▶ **Supplied material**:

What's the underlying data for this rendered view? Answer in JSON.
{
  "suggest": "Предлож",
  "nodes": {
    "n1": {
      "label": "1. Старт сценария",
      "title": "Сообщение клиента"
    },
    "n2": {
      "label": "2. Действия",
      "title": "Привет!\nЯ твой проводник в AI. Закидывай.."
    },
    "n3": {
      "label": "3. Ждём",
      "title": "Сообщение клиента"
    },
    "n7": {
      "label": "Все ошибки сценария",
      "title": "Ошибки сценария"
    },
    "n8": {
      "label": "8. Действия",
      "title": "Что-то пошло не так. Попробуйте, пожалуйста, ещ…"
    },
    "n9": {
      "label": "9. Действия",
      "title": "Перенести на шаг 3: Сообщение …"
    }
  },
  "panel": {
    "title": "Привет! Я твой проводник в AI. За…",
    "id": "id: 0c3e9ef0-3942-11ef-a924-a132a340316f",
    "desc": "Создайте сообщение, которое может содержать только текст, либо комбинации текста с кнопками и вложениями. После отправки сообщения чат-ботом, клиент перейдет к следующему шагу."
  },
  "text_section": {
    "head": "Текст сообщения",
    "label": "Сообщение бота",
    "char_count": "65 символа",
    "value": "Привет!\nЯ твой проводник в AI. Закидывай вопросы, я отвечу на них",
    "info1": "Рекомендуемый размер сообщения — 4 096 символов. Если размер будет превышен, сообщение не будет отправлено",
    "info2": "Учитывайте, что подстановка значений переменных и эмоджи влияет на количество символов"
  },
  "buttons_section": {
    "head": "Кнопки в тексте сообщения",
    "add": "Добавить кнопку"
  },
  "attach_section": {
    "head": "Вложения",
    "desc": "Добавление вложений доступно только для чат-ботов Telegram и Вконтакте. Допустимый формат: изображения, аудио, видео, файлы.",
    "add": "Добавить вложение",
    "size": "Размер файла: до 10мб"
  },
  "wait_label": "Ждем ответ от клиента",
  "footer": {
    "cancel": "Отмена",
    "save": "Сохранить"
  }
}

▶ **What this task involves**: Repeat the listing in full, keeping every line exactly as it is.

▶ **Completed task**:
What's the underlying data for this rendered view? Answer in JSON.
{
  "suggest": "Предлож",
  "nodes": {
    "n1": {
      "label": "1. Старт сценария",
      "title": "Сообщение клиента"
    },
    "n2": {
      "label": "2. Действия",
      "title": "Привет!\nЯ твой проводник в AI. Закидывай.."
    },
    "n3": {
      "label": "3. Ждём",
      "title": "Сообщение клиента"
    },
    "n7": {
      "label": "Все ошибки сценария",
      "title": "Ошибки сценария"
    },
    "n8": {
      "label": "8. Действия",
      "title": "Что-то пошло не так. Попробуйте, пожалуйста, ещ…"
    },
    "n9": {
      "label": "9. Действия",
      "title": "Перенести на шаг 3: Сообщение …"
    }
  },
  "panel": {
    "title": "Привет! Я твой проводник в AI. За…",
    "id": "id: 0c3e9ef0-3942-11ef-a924-a132a340316f",
    "desc": "Создайте сообщение, которое может содержать только текст, либо комбинации текста с кнопками и вложениями. После отправки сообщения чат-ботом, клиент перейдет к следующему шагу."
  },
  "text_section": {
    "head": "Текст сообщения",
    "label": "Сообщение бота",
    "char_count": "65 символа",
    "value": "Привет!\nЯ твой проводник в AI. Закидывай вопросы, я отвечу на них",
    "info1": "Рекомендуемый размер сообщения — 4 096 символов. Если размер будет превышен, сообщение не будет отправлено",
    "info2": "Учитывайте, что подстановка значений переменных и эмоджи влияет на количество символов"
  },
  "buttons_section": {
    "head": "Кнопки в тексте сообщения",
    "add": "Добавить кнопку"
  },
  "attach_section": {
    "head": "Вложения",
    "desc": "Добавление вложений доступно только для чат-ботов Telegram и Вконтакте. Допустимый формат: изображения, аудио, видео, файлы.",
    "add": "Добавить вложение",
    "size": "Размер файла: до 10мб"
  },
  "wait_label": "Ждем ответ от клиента",
  "footer": {
    "cancel": "Отмена",
    "save": "Сохранить"
  }
}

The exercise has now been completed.